These statistics stuck in my mind throughout the day, and made me ask the big question – how should we be tackling this?

One of the key topics that was touched on by every single speaker, was the importance of taking personal responsibility for your own career. Specifically, the importance of differentiating between a Sponsor and a Mentor. McKinsey’s Naomi Smit informed the audience that men were 46% more likely to have a sponsor in the workplace, demonstrating that women appear to be less likely to ask for help. The evidence was clear, having a sponsor can make a significant difference to how you can progress within a company.

Faz Aftab, from ITV, focused on the importance of being constantly inspired and connecting with the people around you.

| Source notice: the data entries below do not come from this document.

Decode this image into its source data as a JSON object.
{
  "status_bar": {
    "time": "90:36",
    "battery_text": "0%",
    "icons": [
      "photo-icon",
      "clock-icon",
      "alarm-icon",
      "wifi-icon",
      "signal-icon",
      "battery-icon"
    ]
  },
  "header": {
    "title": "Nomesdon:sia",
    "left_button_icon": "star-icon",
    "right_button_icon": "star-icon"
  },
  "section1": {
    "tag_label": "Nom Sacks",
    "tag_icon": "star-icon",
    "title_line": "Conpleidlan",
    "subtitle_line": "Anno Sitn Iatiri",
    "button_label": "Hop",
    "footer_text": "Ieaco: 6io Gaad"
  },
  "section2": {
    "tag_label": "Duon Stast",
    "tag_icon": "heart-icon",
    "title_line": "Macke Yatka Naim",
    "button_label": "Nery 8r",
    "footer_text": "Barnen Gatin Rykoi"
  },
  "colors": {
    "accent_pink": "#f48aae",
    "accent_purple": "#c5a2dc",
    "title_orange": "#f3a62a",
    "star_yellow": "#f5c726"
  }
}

She highlighted the positive impact of having a mentor to guide you along your own path; where you know your value & can continually build on your confidence. As a working mother, Faz was refreshingly honest about the work/life balance. She said that it is a constant “juggling act, and sometime I have to drop some balls, I just try and make sure they are not the breakable ones” What motivates her, is showing her three young girls that it is possible to have a successful career alongside family life.

Clearly we all need to be proactive in inspiring the next generation of technologists. Melissa Di Donato, (30% Club & SAP) is certainly one of these leaders. She spoke passionately about making positive choices and not being afraid to make mistakes. She encouraged the audience to identify your role models and to lead by example, regardless of what stage of your career. Citing a quote from MIT’s Esther Duflo“A wise girl knows her limits, a smart girl knows she has none” there were strong waves of approval and agreement from the audience.

Feeling upbeat, I was intrigued to hear one of the few male panelists – the charismatic and hugely energetic Dom Price from Atlassian. He took us on the Atlassian journey, how they have successfully built their global business around a culture of innovation & inclusion. Innovation is the responsibility of every individual employee of Atlassian. Once a quarter they form “Ship It” teams, where they have 24 hours to work new ideas that relate to their existing products. This level of both inclusion and participation makes for a highly engaged workforce, who are confident at pushing the boundaries – we need more of this in the UK!

As I digested the flow of opinions and statistics, it occurred to me that having a voice in your role is essential for both adding value to your employer, and (more importantly) your own career. But how do you ensure that your voice is heard when faced with the continuous challenge of unconscious bias? An interesting question was raised by an audience member; who asked the panel advice on how to make a room full of men listen to her: their response was uplifting – regardless of who you are, be assertive, and say it with passion and conviction.

“If they believe in your why, they are joining your cause” Anna Gevorgyan, Expedia

After this event, I am even more determined to adopt a different approach; to not be afraid to challenge the status quo, and to learn from my mistakes. One thing is for certain, as a Millennial – I am passionate to be part of driving this debate. We all have an important role to play in changing and promoting diversity and inclusion in the world of technology – enabling people to understand the long-term value to both themselves and the people around them.

This is a journey that must gather momentum, and it starts with YOU:

“Be your brilliant self and embrace challenges” – Monika Biddulph, ARM

 

 

 

This article was provided by Belinda Whittingham who attended the #WinTec16 event. Belinda is a passionate advocate for inclusive and values based talent attraction & retention. She thrives on the challenges of matching up individuals’ career aspirations to roles with forward thinking tech companies across Europe. She has recently joined a start-up in Shoreditch called Cloudstream Global, who launch in January 2017.